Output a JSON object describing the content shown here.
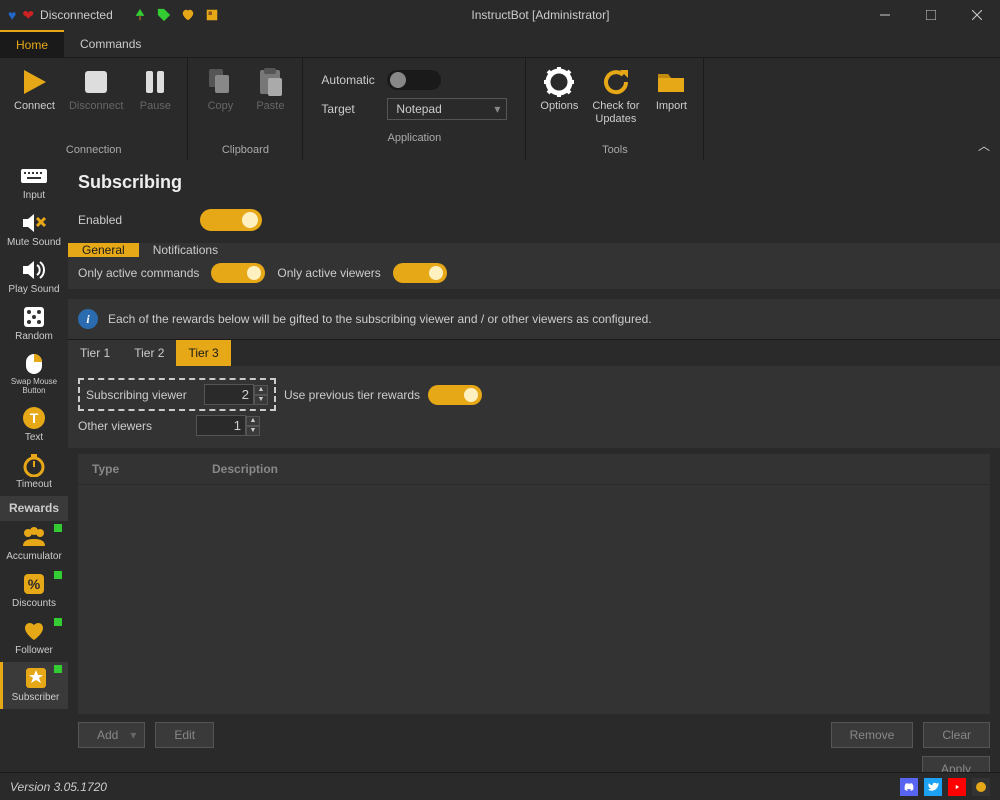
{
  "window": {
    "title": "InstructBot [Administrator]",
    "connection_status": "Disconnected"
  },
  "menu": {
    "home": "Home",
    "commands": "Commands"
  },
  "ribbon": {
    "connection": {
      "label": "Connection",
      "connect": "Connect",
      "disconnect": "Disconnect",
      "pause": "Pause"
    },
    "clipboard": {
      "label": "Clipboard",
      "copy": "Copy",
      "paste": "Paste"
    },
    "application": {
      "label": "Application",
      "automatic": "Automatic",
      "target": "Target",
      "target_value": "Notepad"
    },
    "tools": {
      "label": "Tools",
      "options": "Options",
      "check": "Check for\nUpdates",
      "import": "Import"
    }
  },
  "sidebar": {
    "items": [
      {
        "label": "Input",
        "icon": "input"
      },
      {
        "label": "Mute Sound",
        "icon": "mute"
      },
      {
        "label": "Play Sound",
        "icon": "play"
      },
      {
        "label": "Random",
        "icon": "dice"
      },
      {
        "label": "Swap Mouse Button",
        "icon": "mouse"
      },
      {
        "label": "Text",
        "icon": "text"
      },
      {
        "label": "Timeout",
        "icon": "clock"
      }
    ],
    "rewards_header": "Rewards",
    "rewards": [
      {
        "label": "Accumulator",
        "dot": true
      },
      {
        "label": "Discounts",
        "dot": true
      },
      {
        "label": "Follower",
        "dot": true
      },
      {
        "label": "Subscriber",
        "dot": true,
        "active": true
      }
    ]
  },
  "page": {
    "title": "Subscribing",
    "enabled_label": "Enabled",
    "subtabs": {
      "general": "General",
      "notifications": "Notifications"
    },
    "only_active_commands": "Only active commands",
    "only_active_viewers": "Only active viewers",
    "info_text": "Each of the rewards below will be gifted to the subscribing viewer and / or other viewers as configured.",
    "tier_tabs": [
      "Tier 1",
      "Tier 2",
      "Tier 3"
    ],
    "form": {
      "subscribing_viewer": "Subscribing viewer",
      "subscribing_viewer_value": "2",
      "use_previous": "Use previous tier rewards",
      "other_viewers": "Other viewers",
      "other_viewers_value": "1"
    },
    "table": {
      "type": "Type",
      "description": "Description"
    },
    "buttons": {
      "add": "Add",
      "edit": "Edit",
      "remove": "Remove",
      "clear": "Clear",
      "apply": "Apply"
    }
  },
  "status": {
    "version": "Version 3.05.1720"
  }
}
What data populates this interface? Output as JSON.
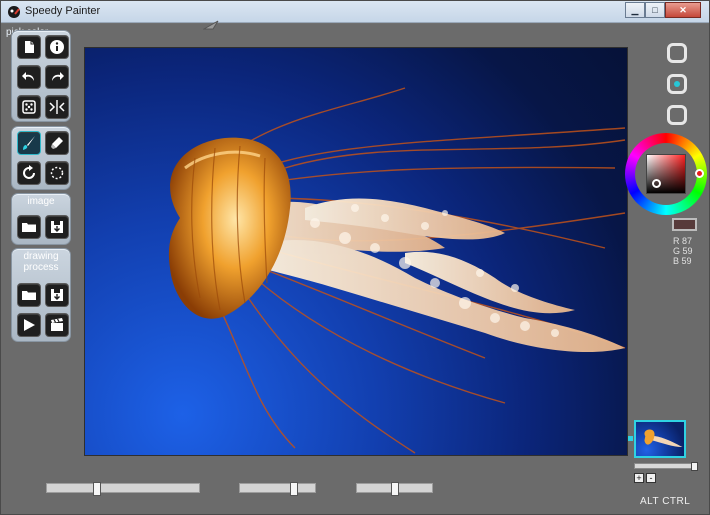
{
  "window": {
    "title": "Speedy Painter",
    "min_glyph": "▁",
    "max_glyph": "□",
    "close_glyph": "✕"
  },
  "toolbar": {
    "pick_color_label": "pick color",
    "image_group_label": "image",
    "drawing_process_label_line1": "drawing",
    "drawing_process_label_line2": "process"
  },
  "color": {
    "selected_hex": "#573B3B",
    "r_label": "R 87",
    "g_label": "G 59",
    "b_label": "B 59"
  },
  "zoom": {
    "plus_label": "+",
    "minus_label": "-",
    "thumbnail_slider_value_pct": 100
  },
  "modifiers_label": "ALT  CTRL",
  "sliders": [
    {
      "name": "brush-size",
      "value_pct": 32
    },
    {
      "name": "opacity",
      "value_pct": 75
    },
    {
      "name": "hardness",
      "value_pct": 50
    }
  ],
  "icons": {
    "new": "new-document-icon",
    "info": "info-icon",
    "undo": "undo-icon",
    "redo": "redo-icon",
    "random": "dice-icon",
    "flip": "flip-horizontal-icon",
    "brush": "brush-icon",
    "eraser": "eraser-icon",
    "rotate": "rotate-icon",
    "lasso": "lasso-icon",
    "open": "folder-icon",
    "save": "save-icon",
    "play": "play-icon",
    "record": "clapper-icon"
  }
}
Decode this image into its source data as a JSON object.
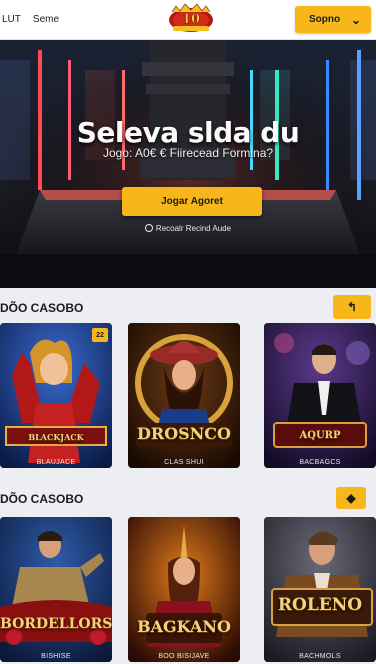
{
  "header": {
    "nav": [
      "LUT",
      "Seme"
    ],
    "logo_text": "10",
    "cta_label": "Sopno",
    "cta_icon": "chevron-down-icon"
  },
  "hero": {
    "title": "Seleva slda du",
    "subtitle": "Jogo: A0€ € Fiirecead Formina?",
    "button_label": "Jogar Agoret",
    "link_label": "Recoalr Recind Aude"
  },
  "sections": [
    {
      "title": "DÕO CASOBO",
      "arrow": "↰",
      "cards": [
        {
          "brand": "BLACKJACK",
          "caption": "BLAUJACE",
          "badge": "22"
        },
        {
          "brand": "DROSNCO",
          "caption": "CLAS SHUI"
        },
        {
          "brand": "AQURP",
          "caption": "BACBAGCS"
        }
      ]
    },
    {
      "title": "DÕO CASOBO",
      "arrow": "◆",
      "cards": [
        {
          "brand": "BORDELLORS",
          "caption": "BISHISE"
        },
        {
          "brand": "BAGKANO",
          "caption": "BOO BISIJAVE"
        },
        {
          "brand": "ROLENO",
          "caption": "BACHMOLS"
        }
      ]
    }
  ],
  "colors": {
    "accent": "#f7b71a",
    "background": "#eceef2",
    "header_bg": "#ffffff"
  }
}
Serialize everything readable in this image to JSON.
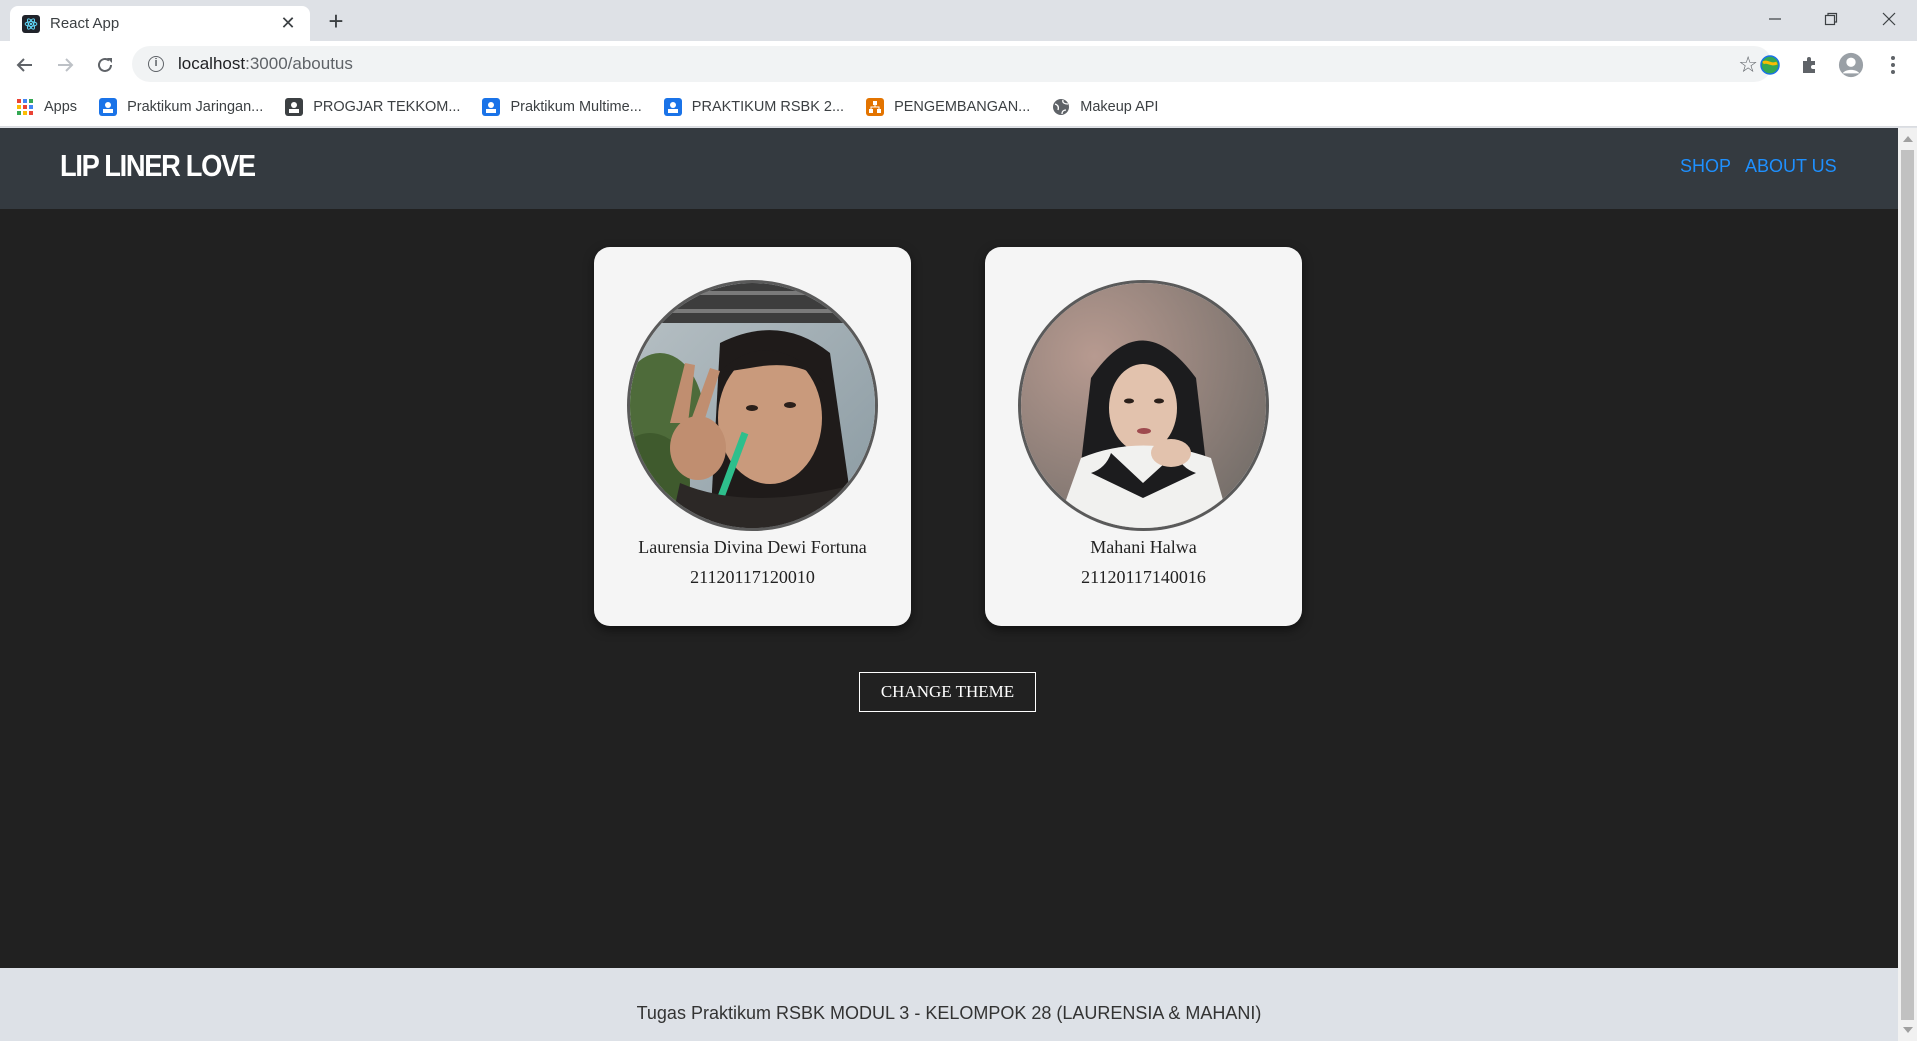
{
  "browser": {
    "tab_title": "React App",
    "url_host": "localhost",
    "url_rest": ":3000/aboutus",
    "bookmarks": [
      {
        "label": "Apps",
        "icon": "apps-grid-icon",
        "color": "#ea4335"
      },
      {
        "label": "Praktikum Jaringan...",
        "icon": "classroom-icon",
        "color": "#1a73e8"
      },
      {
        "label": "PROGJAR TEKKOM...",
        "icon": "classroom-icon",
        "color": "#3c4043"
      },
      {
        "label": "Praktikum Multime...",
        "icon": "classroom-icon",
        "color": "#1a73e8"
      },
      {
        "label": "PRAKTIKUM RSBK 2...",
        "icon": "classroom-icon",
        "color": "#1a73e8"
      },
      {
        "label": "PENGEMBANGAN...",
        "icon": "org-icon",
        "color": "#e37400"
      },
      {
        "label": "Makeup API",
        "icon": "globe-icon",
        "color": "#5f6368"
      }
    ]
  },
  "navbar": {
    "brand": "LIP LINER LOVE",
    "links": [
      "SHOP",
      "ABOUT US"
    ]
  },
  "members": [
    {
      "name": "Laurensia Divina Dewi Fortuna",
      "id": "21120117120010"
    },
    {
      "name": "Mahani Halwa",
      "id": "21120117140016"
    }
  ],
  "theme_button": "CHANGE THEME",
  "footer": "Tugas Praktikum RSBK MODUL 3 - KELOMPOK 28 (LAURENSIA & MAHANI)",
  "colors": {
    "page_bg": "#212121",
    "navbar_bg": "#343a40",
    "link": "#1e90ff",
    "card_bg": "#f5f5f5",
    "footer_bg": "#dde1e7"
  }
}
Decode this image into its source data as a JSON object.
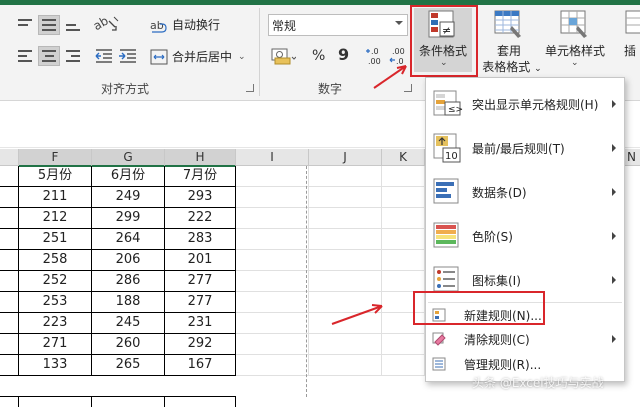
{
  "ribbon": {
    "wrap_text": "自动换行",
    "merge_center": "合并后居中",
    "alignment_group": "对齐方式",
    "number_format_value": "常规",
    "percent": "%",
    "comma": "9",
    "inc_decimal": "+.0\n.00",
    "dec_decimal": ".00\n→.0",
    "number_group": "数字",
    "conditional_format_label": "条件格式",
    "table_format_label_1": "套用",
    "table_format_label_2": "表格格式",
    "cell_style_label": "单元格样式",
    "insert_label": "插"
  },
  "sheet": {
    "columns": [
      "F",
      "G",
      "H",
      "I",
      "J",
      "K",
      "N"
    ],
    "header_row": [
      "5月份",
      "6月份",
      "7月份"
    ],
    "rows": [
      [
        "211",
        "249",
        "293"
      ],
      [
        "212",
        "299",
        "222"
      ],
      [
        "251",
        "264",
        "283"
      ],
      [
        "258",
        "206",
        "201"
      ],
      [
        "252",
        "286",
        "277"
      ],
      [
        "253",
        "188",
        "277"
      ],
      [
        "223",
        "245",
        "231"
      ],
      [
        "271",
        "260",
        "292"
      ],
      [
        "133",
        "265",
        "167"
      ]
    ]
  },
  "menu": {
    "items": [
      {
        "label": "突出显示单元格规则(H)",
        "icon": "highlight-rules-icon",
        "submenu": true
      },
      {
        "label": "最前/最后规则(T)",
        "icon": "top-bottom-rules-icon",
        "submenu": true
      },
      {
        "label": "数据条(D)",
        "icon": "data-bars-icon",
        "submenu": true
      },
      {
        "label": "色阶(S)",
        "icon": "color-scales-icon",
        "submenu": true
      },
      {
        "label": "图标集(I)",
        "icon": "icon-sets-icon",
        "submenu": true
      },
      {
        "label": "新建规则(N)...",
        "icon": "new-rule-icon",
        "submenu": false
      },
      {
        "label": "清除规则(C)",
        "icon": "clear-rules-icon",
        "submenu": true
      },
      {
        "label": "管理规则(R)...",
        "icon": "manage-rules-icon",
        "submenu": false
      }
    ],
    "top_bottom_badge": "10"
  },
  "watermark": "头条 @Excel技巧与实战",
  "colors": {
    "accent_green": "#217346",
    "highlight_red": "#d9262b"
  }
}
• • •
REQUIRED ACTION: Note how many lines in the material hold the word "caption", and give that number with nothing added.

REPLY: 6